Understanding Acute Stress Disorder

What is Acute Stress Disorder?

A mental health disorder that occurs immediately after or within a month of a traumatic life experience.  It can last anything from three days to a month and has symptoms similar to but not as severe as PTSD (post-traumatic stress disorder).


You can develop acute stress disorder at any time during your life, as a result of witnessing or experiencing a traumatic life changing event, often something that is life threatening or perceived as life threatening at the time.  This can include Physical or sexual assault, the unexpected death of a loved one, the diagnosis of a potentially terminal illness, natural disasters or a serious accident.


You are believed to be more at risk if you have previously suffered a traumatic event, had a dissociative reaction to that event, or suffer from other mental health disorders.  It is more likely to affect females and people under forty and can lead to PTSD if left untreated.  

Physical Symptoms

These usually occur within minutes or hours of the event and can last anything from a few hours, days or weeks and are a result of hormones such as adrenaline and the overactivity of the nervous system, they include:

·      Nausea

·      Sweating

·      Headaches

·      Chest pain

·      Difficulty breathing

·      Palpitations

·      Stomach pains

Psychological Symptoms

There are several psychological symptoms which fall under the following categories:

·      Arousal

Problems sleeping like insomnia or sleep disturbances, difficulty concentrating, feeling tense, irritable or on edge. Feelings of anger which can lead to verbal or physical aggression. Being easily startled for no reason.

·      Avoidance

You may avoid places or situations that remind you or cause you to re live the traumatic event you suffered.  This can include avoiding people, thoughts, feelings, conversations, objects or activities.

·     Dissociation

A sense of being physically detached from yourself like an out of body experience.  Not being able to remember everything about the event, feeling numb or emotionally unresponsive.  Feeling like your thoughts and emotions are unreal or belong to someone else, feeling like your surroundings are strange or unreal.
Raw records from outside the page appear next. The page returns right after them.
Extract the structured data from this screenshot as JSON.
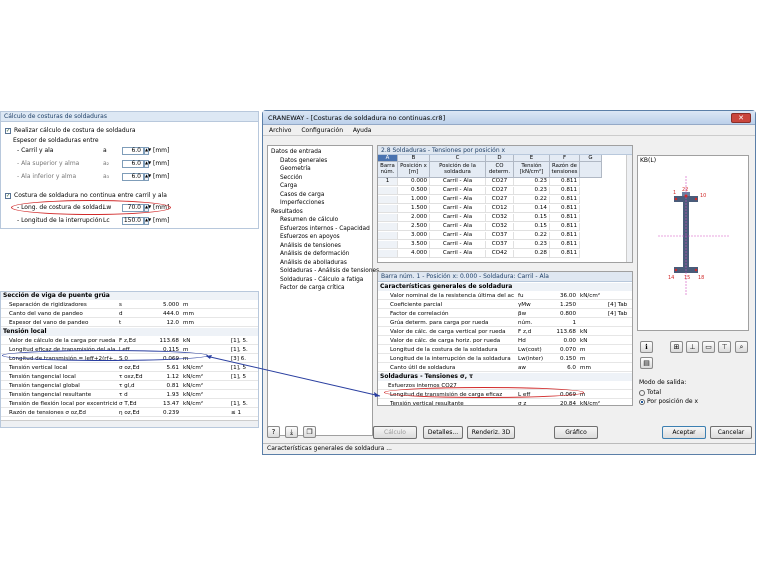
{
  "weld_panel": {
    "title": "Cálculo de costuras de soldaduras",
    "check1": "Realizar cálculo de costura de soldadura",
    "sub": "Espesor de soldaduras entre",
    "rows": [
      {
        "label": "- Carril y ala",
        "sym": "a",
        "value": "6.0",
        "unit": "[mm]"
      },
      {
        "label": "- Ala superior y alma",
        "sym": "a₂",
        "value": "6.0",
        "unit": "[mm]"
      },
      {
        "label": "- Ala inferior y alma",
        "sym": "a₃",
        "value": "6.0",
        "unit": "[mm]"
      }
    ],
    "check2": "Costura de soldadura no continua entre carril y ala",
    "long_label": "- Long. de costura de soldad.",
    "long_sym": "Lw",
    "long_value": "70.0",
    "long_unit": "[mm]",
    "int_label": "- Longitud de la interrupción",
    "int_sym": "Lc",
    "int_value": "150.0",
    "int_unit": "[mm]"
  },
  "left_table": {
    "groups": [
      {
        "title": "Sección de viga de puente grúa",
        "rows": [
          {
            "d": "Separación de rigidizadores",
            "s": "s",
            "v": "5.000",
            "u": "m",
            "r": ""
          },
          {
            "d": "Canto del vano de pandeo",
            "s": "d",
            "v": "444.0",
            "u": "mm",
            "r": ""
          },
          {
            "d": "Espesor del vano de pandeo",
            "s": "t",
            "v": "12.0",
            "mm": "",
            "u": "mm",
            "r": ""
          }
        ]
      },
      {
        "title": "Tensión local",
        "rows": [
          {
            "d": "Valor de cálculo de la carga por rueda",
            "s": "F z,Ed",
            "v": "113.68",
            "u": "kN",
            "r": "[1], 5."
          },
          {
            "d": "Longitud eficaz de transmisión del ala",
            "s": "l eff",
            "v": "0.115",
            "u": "m",
            "r": "[1], 5."
          },
          {
            "d": "Longitud de transmisión = leff+2(rf+...)",
            "s": "S 0",
            "v": "0.069",
            "u": "m",
            "r": "[3] 6."
          },
          {
            "d": "Tensión vertical local",
            "s": "σ oz,Ed",
            "v": "5.61",
            "u": "kN/cm²",
            "r": "[1], 5"
          },
          {
            "d": "Tensión tangencial local",
            "s": "τ oxz,Ed",
            "v": "1.12",
            "u": "kN/cm²",
            "r": "[1], 5"
          },
          {
            "d": "Tensión tangencial global",
            "s": "τ gl,d",
            "v": "0.81",
            "u": "kN/cm²",
            "r": ""
          },
          {
            "d": "Tensión tangencial resultante",
            "s": "τ d",
            "v": "1.93",
            "u": "kN/cm²",
            "r": ""
          },
          {
            "d": "Tensión de flexión local por excentricid.",
            "s": "σ T,Ed",
            "v": "13.47",
            "u": "kN/cm²",
            "r": "[1], 5."
          },
          {
            "d": "Razón de tensiones σ oz,Ed",
            "s": "η oz,Ed",
            "v": "0.239",
            "u": "",
            "r": "≤ 1"
          }
        ]
      }
    ]
  },
  "window": {
    "title": "CRANEWAY - [Costuras de soldadura no continuas.cr8]",
    "menu": [
      "Archivo",
      "Configuración",
      "Ayuda"
    ],
    "nav": [
      {
        "t": "Datos de entrada",
        "l": 0
      },
      {
        "t": "Datos generales",
        "l": 1
      },
      {
        "t": "Geometría",
        "l": 1
      },
      {
        "t": "Sección",
        "l": 1
      },
      {
        "t": "Carga",
        "l": 1
      },
      {
        "t": "Casos de carga",
        "l": 1
      },
      {
        "t": "Imperfecciones",
        "l": 1
      },
      {
        "t": "Resultados",
        "l": 0
      },
      {
        "t": "Resumen de cálculo",
        "l": 1
      },
      {
        "t": "Esfuerzos internos - Capacidad",
        "l": 1
      },
      {
        "t": "Esfuerzos en apoyos",
        "l": 1
      },
      {
        "t": "Análisis de tensiones",
        "l": 1
      },
      {
        "t": "Análisis de deformación",
        "l": 1
      },
      {
        "t": "Análisis de abolladuras",
        "l": 1
      },
      {
        "t": "Soldaduras - Análisis de tensiones",
        "l": 1
      },
      {
        "t": "Soldaduras - Cálculo a fatiga",
        "l": 1
      },
      {
        "t": "Factor de carga crítica",
        "l": 1
      }
    ],
    "table_title": "2.8 Soldaduras - Tensiones por posición x",
    "col_letters": [
      "A",
      "B",
      "C",
      "D",
      "E",
      "F",
      "G"
    ],
    "col_heads": [
      "Barra núm.",
      "Posición x [m]",
      "Posición de la soldadura",
      "CO determ.",
      "Tensión [kN/cm²]",
      "Razón de tensiones",
      ""
    ],
    "rows": [
      [
        "1",
        "0.000",
        "Carril - Ala",
        "CO27",
        "0.23",
        "0.811"
      ],
      [
        "",
        "0.500",
        "Carril - Ala",
        "CO27",
        "0.23",
        "0.811"
      ],
      [
        "",
        "1.000",
        "Carril - Ala",
        "CO27",
        "0.22",
        "0.811"
      ],
      [
        "",
        "1.500",
        "Carril - Ala",
        "CO12",
        "0.14",
        "0.811"
      ],
      [
        "",
        "2.000",
        "Carril - Ala",
        "CO32",
        "0.15",
        "0.811"
      ],
      [
        "",
        "2.500",
        "Carril - Ala",
        "CO32",
        "0.15",
        "0.811"
      ],
      [
        "",
        "3.000",
        "Carril - Ala",
        "CO37",
        "0.22",
        "0.811"
      ],
      [
        "",
        "3.500",
        "Carril - Ala",
        "CO37",
        "0.23",
        "0.811"
      ],
      [
        "",
        "4.000",
        "Carril - Ala",
        "CO42",
        "0.28",
        "0.811"
      ]
    ],
    "detail_title": "Barra núm. 1 - Posición x: 0.000 - Soldadura: Carril - Ala",
    "detail_group1": "Características generales de soldadura",
    "detail_rows1": [
      {
        "d": "Valor nominal de la resistencia última del acero",
        "s": "fu",
        "v": "36.00",
        "u": "kN/cm²",
        "r": ""
      },
      {
        "d": "Coeficiente parcial",
        "s": "γMw",
        "v": "1.250",
        "u": "",
        "r": "[4] Tab"
      },
      {
        "d": "Factor de correlación",
        "s": "βw",
        "v": "0.800",
        "u": "",
        "r": "[4] Tab"
      },
      {
        "d": "Grúa determ. para carga por rueda",
        "s": "núm.",
        "v": "1",
        "u": "",
        "r": ""
      },
      {
        "d": "Valor de cálc. de carga vertical por rueda",
        "s": "F z,d",
        "v": "113.68",
        "u": "kN",
        "r": ""
      },
      {
        "d": "Valor de cálc. de carga horiz. por rueda",
        "s": "Hd",
        "v": "0.00",
        "u": "kN",
        "r": ""
      },
      {
        "d": "Longitud de la costura de la soldadura",
        "s": "Lw(cost)",
        "v": "0.070",
        "u": "m",
        "r": ""
      },
      {
        "d": "Longitud de la interrupción de la soldadura",
        "s": "Lw(inter)",
        "v": "0.150",
        "u": "m",
        "r": ""
      },
      {
        "d": "Canto útil de soldadura",
        "s": "aw",
        "v": "6.0",
        "u": "mm",
        "r": ""
      }
    ],
    "detail_group2": "Soldaduras - Tensiones σ, τ",
    "detail_sub2": "Esfuerzos internos CO27",
    "detail_rows2": [
      {
        "d": "Longitud de transmisión de carga eficaz",
        "s": "L eff",
        "v": "0.069",
        "u": "m",
        "r": ""
      },
      {
        "d": "Tensión vertical resultante",
        "s": "σ z",
        "v": "20.84",
        "u": "kN/cm²",
        "r": ""
      }
    ],
    "sketch_label": "KB(L)",
    "sketch_nums": [
      "1",
      "22",
      "10",
      "14",
      "18",
      "15"
    ],
    "output_title": "Modo de salida:",
    "opt1": "Total",
    "opt2": "Por posición de x",
    "btn_calc": "Cálculo",
    "btn_det": "Detalles...",
    "btn_3d": "Renderiz. 3D",
    "btn_graf": "Gráfico",
    "btn_ok": "Aceptar",
    "btn_cancel": "Cancelar",
    "status": "Características generales de soldadura ...",
    "dot": "..."
  },
  "colors": {
    "red": "#d12a2a",
    "blue": "#2a3fa0",
    "accent": "#1f3f66"
  }
}
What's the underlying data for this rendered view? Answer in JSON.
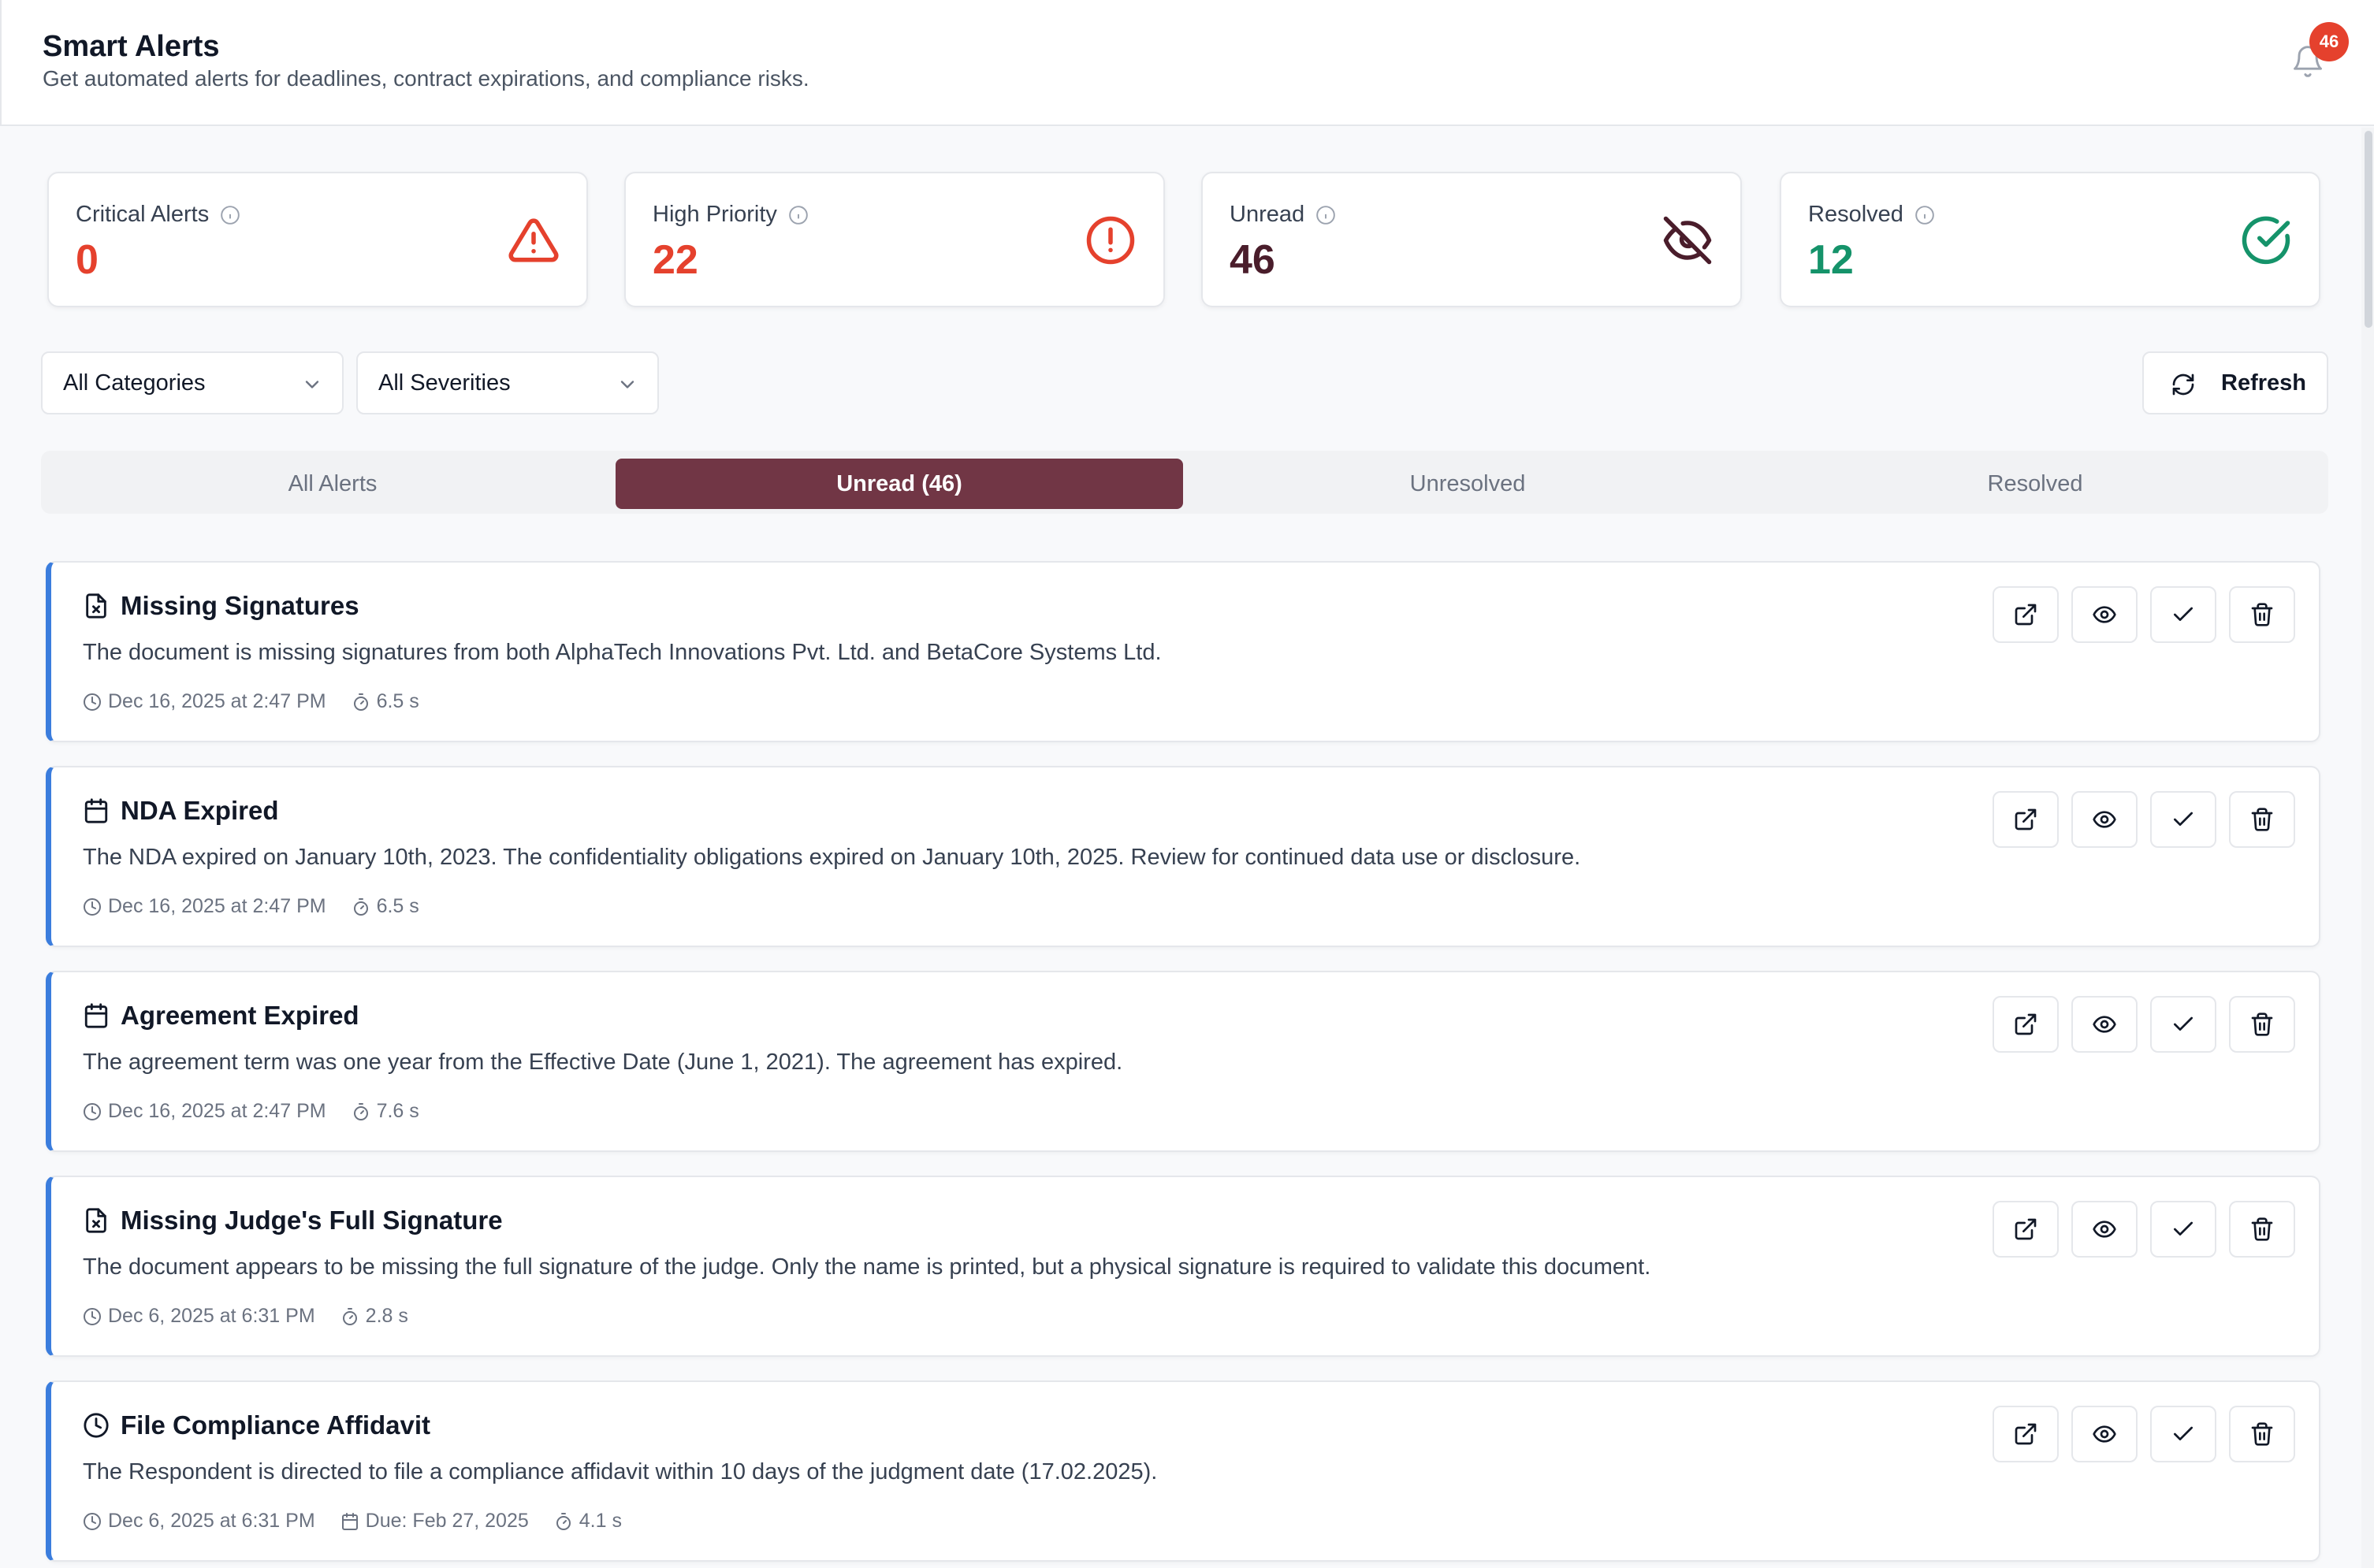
{
  "header": {
    "title": "Smart Alerts",
    "subtitle": "Get automated alerts for deadlines, contract expirations, and compliance risks.",
    "notification_count": "46",
    "bell_icon": "bell-icon"
  },
  "stats": [
    {
      "label": "Critical Alerts",
      "value": "0",
      "color": "#e5412d",
      "icon": "warning-triangle-icon"
    },
    {
      "label": "High Priority",
      "value": "22",
      "color": "#e5412d",
      "icon": "alert-circle-icon"
    },
    {
      "label": "Unread",
      "value": "46",
      "color": "#4a1d2b",
      "icon": "eye-off-icon"
    },
    {
      "label": "Resolved",
      "value": "12",
      "color": "#15936a",
      "icon": "check-circle-icon"
    }
  ],
  "filters": {
    "category": "All Categories",
    "severity": "All Severities",
    "refresh_label": "Refresh"
  },
  "tabs": [
    {
      "label": "All Alerts",
      "active": false
    },
    {
      "label": "Unread (46)",
      "active": true
    },
    {
      "label": "Unresolved",
      "active": false
    },
    {
      "label": "Resolved",
      "active": false
    }
  ],
  "alerts": [
    {
      "icon": "file-x-icon",
      "title": "Missing Signatures",
      "description": "The document is missing signatures from both AlphaTech Innovations Pvt. Ltd. and BetaCore Systems Ltd.",
      "date": "Dec 16, 2025 at 2:47 PM",
      "duration": "6.5 s"
    },
    {
      "icon": "calendar-icon",
      "title": "NDA Expired",
      "description": "The NDA expired on January 10th, 2023. The confidentiality obligations expired on January 10th, 2025. Review for continued data use or disclosure.",
      "date": "Dec 16, 2025 at 2:47 PM",
      "duration": "6.5 s"
    },
    {
      "icon": "calendar-icon",
      "title": "Agreement Expired",
      "description": "The agreement term was one year from the Effective Date (June 1, 2021). The agreement has expired.",
      "date": "Dec 16, 2025 at 2:47 PM",
      "duration": "7.6 s"
    },
    {
      "icon": "file-x-icon",
      "title": "Missing Judge's Full Signature",
      "description": "The document appears to be missing the full signature of the judge. Only the name is printed, but a physical signature is required to validate this document.",
      "date": "Dec 6, 2025 at 6:31 PM",
      "duration": "2.8 s"
    },
    {
      "icon": "clock-icon",
      "title": "File Compliance Affidavit",
      "description": "The Respondent is directed to file a compliance affidavit within 10 days of the judgment date (17.02.2025).",
      "date": "Dec 6, 2025 at 6:31 PM",
      "due": "Due: Feb 27, 2025",
      "duration": "4.1 s"
    }
  ]
}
·      Intrusion

Having intrusive thought or flashbacks of the event that you are unable to control and find distressing.  Nightmares or dreams where you re live the event.

·      Negativity

Feelings of low mood or sadness and the inability to shake off negative feelings or be able to express positive thoughts and emotions.



There is information available on line to help you deal with managing your stress as well as details of organisations or support groups that can help.  You can also find details on self-help such as, exercising, meditation, relaxation exercises and mindfulness.

Professional Help

You should always consult your doctor if you are struggling with mental health issues, so they can rule out any underlying physical conditions that could be the cause.  Many people will recover from acute stress disorder without medical intervention, but your doctor can prescribe medication such as antianxiety medication, antidepressants or SSRI’s (selective serotonin reuptake inhibitors) if required. 

They should also refer you to a psychotherapist who will tailor a treatment plan using therapies such TFCBT (trauma focused cognitive behavioural therapy) which will help you identify and change any negative or unhelpful thought patterns or behaviour related to your trauma.  Hypnotherapy and exposure based therapies can also prove helpful.  Written by Jan, Jeana and Wendy at Barnsley Hypnosis and Counselling (UK). For more free Information click above link.